The Tapestry—the longest piece of embroidery on record—tells in detail how William the Conqueror contested the coronation of Harold upon the death of King Edward the Confessor. After arriving in England, William's troops pillaged the locals in preparation for battle. Among other atrocities that we would today designate as war crimes, they burned a home, sending this mother and her child fleeing.
This image of women impacted by war serves as inspiration for a new piece I have just posted on SSRN. The article is entitled “The Grass That Gets Trampled When Elephants Fight”: Will the Codification of the Crime of Aggression Protect Women?" after an African proverb:
When elephants fight the grass gets hurt.
The article analyzes the outcome of the International Criminal Court Review Conference in Kampala with an eye toward
- the rarely considered gender aspects of the crime of aggression,
- whether or not the provisions adopted represent an advancement for women, and
- how aspects of feminist theory might interpret the new regime.
It also remains to be seen whether the codification of the crime of aggression will serve any deterrent purpose whatsoever when governmental leaders contemplate using force—offensively or defensively—in their international relations, especially in situations that do not implicate exigent sovereign threats. To the extent that the new provisions do exert a restraining effect, the expansive way in which the crime has been defined may end up chilling those uses of force that are protective and thus more discretionary, such as uses of force employed pursuant to the nascent doctrine of responsibility to protect. The crime may thus result in more ex post prosecutions at the expense of ex ante efforts at preventing and repressing violence. Whether this over-deterrence argument should be raised on behalf of women, however, requires an acceptance of the legitimacy, if not lawfulness, of humanitarian intervention with or without Security Council approval and a coming to terms with a certain valorization of militarism and its inherent masculinities—a perspective that is alien to much feminist thinking.

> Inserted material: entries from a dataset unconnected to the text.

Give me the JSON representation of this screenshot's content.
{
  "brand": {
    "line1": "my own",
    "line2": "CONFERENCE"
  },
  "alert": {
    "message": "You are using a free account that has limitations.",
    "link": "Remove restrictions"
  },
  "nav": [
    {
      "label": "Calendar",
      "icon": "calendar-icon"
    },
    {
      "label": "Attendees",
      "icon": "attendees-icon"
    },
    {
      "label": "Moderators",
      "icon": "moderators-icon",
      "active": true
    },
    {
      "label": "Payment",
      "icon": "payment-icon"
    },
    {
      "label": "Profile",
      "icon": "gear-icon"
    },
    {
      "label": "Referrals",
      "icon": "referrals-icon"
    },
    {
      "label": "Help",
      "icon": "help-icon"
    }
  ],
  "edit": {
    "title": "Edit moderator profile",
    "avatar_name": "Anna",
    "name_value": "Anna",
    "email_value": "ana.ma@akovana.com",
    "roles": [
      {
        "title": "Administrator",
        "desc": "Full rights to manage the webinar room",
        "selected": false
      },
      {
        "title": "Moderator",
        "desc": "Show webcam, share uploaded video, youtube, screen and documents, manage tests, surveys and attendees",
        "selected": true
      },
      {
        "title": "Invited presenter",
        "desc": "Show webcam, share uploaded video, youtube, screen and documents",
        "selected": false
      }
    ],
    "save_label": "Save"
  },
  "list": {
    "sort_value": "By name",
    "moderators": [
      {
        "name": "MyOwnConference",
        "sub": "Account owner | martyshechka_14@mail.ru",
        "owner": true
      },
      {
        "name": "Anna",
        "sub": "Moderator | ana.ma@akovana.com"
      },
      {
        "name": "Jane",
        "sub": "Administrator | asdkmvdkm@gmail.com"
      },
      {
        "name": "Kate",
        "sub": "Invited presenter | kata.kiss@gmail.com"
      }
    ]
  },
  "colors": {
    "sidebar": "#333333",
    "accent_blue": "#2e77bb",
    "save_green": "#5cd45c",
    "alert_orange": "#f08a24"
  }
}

The International Criminal Court has yet to demonstrate that it can fulfill its current mandate. Operationalizing the crime of aggression without allocating additional resources to enable the Court to prosecute this controversial, largely unprecedented, and qualitatively different crime may distract the Court from responding more effectively to the “atrocity crimes” that now finally address gender-based violence more directly. The crime may also encourage the Court to focus on leaders in capital cities rather than the warlords next door, whom victims more directly associate with atrocities and without whose prosecution it may be impossible to achieve complete justice for women. Given the potential to reach top political leaders, the crime may be also subject to abuse. The amendments approved in Kampala will eventually permit states parties to refer each other to the ICC as alleged violators of the prohibition against aggression. Misuse of this referral authority could render the Court little more than just another forum for states to manipulate and exploit in order to advance their interests. Such an outcome would politicize and de-legitimate the Court.
At this early stage in the life of the Court and in the absence of any concrete experience investigating or prosecuting the new crime of aggression, these bases for criticism and praise are inherently speculative. Applying a feminist perspective to the codification of the crime of aggression yields no easy conclusions. Rather, reasoning through the central question of whether the codification of the crime in the ICC Statute will be good for women produces a dizzying spiral of dialectical reasoning. And so, as a feminist, I approach the crime with a profound ambivalence.
I welcome your comments on the paper...